Sarah Hazelton, LCSW 

Thursday, October 8, 2015

National Mental Health Awareness Week

This week is National Mental Health Awareness Week which aims to provide education and support for those struggling with mental illness. There is a societal stigma against mental illness and therapeutic intervention. I’m not sure how self-care was ever misconstrued to signify weakness, but it has been. Some of the most courageous people I’ve met in my life are those that I have talked to about their struggles with mental illness. The stigma is harmful and can be devastating to the millions of people who live with anxiety, depression, eating disorders, etc. The conversation surrounding mental illness needs to change in order to help the public understand that just like those with physical illnesses, those with mental illness may need help with their symptoms to prevent their condition from becoming worse.
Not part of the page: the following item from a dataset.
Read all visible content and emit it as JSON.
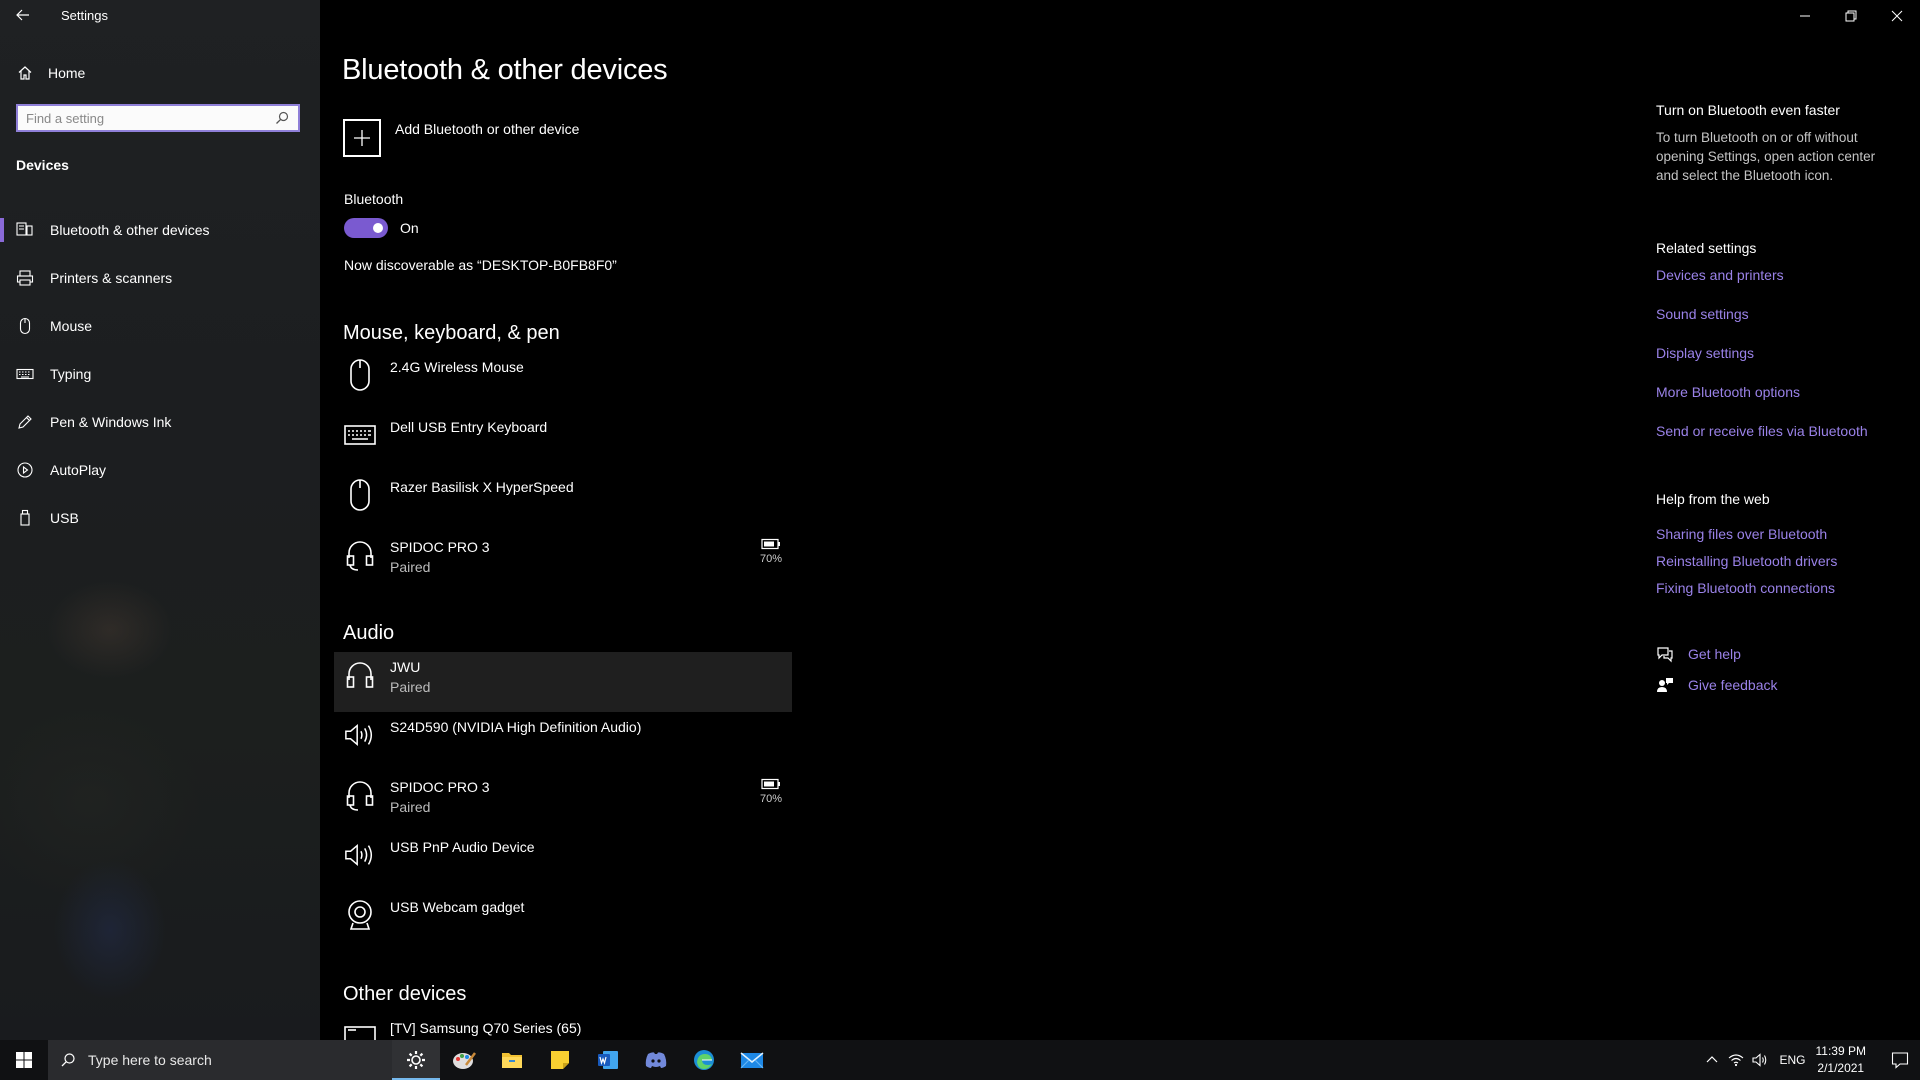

Click here to watch a video that I came across of people speaking out against the stigmas.

KJ Green, CSW

Wednesday, October 7, 2015

More on EMDR
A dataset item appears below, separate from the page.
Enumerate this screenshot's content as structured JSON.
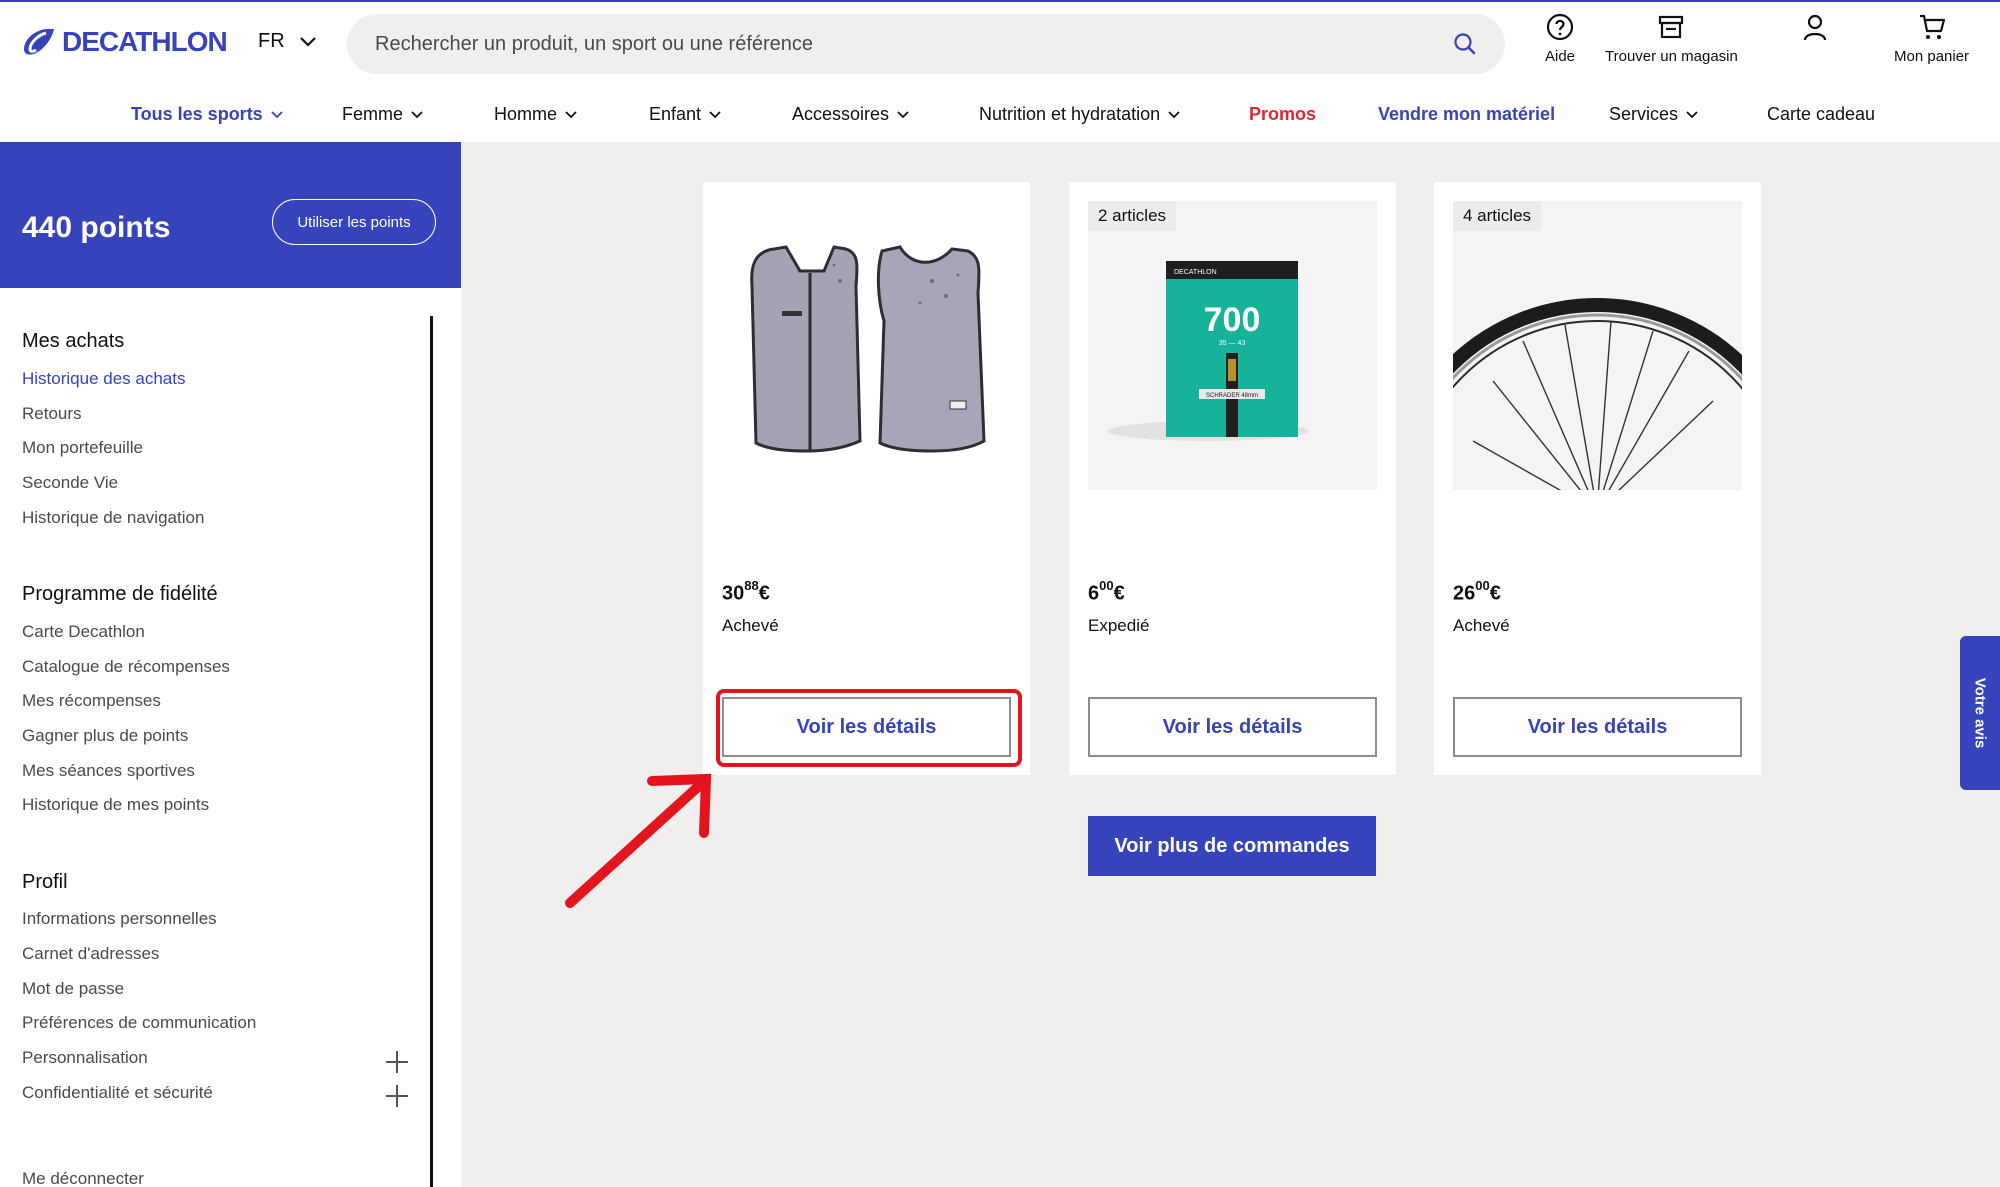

EMDR is the leading model of therapy to address and resolve trauma and trauma related mental health conditions.  Our research has shown that the majority of our students have had some form of traumatic event in their lives.  At times, when the trauma is severe enough, a person might have symptoms of PTSD.  Many other times, there are not symptoms of PTSD but an increase in anxiety and depression along with a decrease in self-esteem.  Many times trauma will be stored in unhealthy ways in the brain and we begin to form negative thoughts and beliefs about ourselves and/or the situation.

EMDR helps to reprocess the traumatic or disturbing event and store the memory in a healthy way.  It also helps to change the negative self-belief and erroneous thought patterns on the path to healing.  

Some areas that EMDR can help are, but not limited to:

  • Dealing with a traumatic event
  • Sexual assault or molestation
  • Loss of loved one
  • Adoption
  • Issues from being bullied
  • Self-worth issues
  • Anxiety and depression
  • Painful memories

To learn more about EMDR visit

Testimonials from our Clients:

-      "Three months of EMDR at Maple Rise was more effective in my treatment than the previous two years of various other types of therapy."

-      " It is hard working through traumatic memories while doing EMDR, but it is such a relief to not feel so anxious all the time and to feel like I am past that stuff."

-       " EMDR has helped me resolve issues that I didn’t even realize were issues and I fell so much better about myself and life in general now."

      Sean Maynard, CMHC